I'm all for fresh trends reaching the mainstream, even if to designers they may already look dated. That's how we get to move on to the next thing. And the concept here is pretty appealing. So in theory, I like this logo. But I have a huge problem with its execution. The more I look at it, the more I can't not see the awkwardness in the typography, the odd line weight changes in the basketball, and the uncomfortable negative shapes the various lines create. Unless Jay-Z actually drew this himself, there's no excuse for the designer not to have pored over these details, not to have printed a hundred iterations and tweaked and adjusted and perfected before rolling this out to the nation.
Perhaps the awkwardness is intentional, a nod to an era of handcrafted design, cut film and photostatted ink drawings. In that case, play it up enough that I can tell you're not just being sloppy.
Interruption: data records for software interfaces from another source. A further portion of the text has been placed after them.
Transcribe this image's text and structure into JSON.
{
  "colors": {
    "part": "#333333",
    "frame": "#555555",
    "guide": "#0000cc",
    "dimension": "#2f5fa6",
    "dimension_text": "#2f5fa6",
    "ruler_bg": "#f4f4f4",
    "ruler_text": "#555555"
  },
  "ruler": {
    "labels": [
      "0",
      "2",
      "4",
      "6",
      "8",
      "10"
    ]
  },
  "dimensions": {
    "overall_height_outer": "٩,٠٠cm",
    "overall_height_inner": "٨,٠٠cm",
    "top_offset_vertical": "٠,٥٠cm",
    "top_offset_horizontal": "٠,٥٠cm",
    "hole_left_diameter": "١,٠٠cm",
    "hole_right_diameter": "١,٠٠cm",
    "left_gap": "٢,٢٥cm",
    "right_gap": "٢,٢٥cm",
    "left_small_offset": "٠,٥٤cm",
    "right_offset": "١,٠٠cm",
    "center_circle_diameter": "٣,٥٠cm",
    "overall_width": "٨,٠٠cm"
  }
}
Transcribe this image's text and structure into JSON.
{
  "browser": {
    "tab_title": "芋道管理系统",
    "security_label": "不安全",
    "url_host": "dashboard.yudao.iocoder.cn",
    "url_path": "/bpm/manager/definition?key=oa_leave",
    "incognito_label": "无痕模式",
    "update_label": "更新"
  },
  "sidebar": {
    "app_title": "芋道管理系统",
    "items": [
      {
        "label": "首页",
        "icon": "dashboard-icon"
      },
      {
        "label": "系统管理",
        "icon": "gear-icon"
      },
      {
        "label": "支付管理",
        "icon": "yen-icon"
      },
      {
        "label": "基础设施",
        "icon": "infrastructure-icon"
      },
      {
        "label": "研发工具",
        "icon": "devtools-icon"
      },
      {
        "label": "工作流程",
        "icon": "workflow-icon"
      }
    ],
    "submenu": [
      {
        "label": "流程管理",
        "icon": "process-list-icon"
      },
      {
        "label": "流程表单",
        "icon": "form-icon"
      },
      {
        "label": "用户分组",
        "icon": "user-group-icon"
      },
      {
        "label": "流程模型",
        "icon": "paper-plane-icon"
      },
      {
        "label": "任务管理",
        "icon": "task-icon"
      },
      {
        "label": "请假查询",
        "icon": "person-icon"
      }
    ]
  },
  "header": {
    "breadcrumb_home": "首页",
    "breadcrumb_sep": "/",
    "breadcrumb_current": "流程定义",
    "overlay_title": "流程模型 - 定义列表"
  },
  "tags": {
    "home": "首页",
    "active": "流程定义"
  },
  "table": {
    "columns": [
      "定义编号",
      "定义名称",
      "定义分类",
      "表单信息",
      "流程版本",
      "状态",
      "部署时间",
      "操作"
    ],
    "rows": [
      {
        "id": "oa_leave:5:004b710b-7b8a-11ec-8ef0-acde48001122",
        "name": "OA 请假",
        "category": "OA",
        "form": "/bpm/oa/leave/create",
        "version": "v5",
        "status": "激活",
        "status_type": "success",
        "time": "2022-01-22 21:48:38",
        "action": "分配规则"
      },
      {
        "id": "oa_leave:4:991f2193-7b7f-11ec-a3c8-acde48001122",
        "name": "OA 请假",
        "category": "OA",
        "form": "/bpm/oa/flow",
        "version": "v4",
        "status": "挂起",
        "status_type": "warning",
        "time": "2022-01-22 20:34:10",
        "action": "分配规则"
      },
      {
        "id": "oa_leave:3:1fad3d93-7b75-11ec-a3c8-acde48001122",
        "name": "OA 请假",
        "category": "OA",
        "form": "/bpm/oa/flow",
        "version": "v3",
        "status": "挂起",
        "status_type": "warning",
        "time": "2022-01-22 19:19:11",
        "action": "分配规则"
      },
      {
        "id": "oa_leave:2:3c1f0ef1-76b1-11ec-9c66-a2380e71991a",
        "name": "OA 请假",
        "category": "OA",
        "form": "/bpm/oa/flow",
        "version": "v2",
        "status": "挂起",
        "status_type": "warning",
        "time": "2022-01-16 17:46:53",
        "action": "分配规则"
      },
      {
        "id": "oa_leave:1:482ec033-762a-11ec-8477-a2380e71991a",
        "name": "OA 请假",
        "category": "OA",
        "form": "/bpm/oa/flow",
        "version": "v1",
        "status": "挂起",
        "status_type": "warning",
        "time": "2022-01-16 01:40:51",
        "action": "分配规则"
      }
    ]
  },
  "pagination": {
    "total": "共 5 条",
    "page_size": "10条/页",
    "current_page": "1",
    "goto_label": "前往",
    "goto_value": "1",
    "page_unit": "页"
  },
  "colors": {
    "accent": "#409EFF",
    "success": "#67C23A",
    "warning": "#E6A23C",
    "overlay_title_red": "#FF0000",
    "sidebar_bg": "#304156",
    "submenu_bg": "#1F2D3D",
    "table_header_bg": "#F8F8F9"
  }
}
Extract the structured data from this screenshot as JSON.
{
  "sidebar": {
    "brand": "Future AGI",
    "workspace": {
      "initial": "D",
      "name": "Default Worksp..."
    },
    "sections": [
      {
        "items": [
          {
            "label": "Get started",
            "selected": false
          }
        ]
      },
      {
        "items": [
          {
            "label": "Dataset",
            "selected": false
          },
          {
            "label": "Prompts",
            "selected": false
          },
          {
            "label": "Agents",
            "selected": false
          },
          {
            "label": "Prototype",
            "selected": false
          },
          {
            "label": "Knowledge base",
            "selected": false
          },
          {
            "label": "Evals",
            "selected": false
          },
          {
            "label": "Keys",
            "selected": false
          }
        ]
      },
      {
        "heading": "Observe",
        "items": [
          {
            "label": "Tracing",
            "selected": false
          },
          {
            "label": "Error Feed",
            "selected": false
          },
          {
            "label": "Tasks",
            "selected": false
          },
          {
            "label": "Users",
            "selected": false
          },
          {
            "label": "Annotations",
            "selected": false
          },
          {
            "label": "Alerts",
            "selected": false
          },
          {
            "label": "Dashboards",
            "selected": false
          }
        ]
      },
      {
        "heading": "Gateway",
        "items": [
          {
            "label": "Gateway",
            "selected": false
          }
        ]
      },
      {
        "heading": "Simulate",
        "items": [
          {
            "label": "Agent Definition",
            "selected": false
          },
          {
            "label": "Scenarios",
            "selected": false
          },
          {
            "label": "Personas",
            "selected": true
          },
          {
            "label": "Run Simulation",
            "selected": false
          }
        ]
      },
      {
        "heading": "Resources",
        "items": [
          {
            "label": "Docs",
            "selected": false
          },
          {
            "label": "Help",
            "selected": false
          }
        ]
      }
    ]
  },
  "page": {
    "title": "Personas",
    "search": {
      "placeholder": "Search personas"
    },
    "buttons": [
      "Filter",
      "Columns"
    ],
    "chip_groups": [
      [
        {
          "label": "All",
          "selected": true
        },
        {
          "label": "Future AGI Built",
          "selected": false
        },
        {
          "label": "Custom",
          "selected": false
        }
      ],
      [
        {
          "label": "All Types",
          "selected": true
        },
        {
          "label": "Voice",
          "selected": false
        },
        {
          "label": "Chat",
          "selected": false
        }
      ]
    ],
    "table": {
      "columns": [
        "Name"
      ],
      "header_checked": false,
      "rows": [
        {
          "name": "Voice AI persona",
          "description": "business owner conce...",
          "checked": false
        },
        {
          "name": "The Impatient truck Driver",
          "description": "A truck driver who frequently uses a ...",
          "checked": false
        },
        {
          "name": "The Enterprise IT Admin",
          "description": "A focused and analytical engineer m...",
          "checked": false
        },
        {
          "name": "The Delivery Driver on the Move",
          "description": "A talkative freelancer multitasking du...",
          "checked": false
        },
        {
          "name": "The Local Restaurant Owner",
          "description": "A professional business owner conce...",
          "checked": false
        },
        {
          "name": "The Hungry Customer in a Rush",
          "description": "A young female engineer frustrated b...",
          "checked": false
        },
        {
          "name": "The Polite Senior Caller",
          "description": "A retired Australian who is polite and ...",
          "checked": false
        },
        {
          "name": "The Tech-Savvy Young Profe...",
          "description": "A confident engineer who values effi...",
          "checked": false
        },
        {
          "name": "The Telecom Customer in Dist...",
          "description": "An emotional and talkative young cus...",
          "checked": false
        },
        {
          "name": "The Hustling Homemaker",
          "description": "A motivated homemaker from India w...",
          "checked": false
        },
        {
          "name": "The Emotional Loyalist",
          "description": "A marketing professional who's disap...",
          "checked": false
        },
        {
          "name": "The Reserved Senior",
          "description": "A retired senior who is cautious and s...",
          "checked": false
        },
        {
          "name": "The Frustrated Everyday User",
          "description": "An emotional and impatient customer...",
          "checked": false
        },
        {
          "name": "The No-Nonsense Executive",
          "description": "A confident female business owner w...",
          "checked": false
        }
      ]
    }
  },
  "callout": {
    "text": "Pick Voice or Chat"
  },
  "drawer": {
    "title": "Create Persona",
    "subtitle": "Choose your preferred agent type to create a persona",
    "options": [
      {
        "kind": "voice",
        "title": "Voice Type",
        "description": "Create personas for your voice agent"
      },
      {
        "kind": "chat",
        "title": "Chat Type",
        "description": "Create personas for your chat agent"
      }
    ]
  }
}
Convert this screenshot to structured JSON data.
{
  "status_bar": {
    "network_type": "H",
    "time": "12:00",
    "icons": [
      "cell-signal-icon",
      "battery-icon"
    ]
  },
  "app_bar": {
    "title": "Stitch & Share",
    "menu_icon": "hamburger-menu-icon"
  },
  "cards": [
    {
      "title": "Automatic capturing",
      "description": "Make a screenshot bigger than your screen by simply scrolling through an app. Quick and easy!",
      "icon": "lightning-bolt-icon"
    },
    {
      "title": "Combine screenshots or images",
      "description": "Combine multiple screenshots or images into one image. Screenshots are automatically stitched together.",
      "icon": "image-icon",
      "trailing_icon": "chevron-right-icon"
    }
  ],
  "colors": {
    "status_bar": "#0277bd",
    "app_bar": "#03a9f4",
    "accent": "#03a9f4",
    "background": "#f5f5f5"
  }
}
Especially when your need is short term, why not embrace successful trends? But when you're the first big brand to adopt a new trend, you set the tone and send a message. The message being sent here is that the details don't matter and that it's enough for designers to regurgitate half-baked versions of the latest fashion as long as the result looks fresher than the thing it replaces. Unfortunately, this logo could be great, but better doesn't equal great.
The designer in me completely agrees with Arielle. I hate this logo. Such poor execution!
However, the basketball player in me wants to WEAR these uniforms. I've sported practically every uniform color under the sun throughout my basketball career - maroon, white, navy, bright orange, purple, teal, green, gold and my beloved Bentley blue. But for as long as I can remember, I always wanted black unis. Why? Because it's bad-ass. Black uniforms are intimidating....the dark side! It's been said that players who wear darker colored uniforms are more aggressive (hello Oakland Raiders). As a serious competitor, if I can instill fear in my opponents by simply wearing the color black even before the ball is in the air, then hey, I'm game.
With this in mind, I applaud the Brooklyn Net's bold color choice. In an industry where bright and flashy design rules, the Nets are demonstrating confidence in a new direction. It is truly a unique brand in the NBA. With all the secondary logos and merchandise, I can already picture "Black Out" at home games.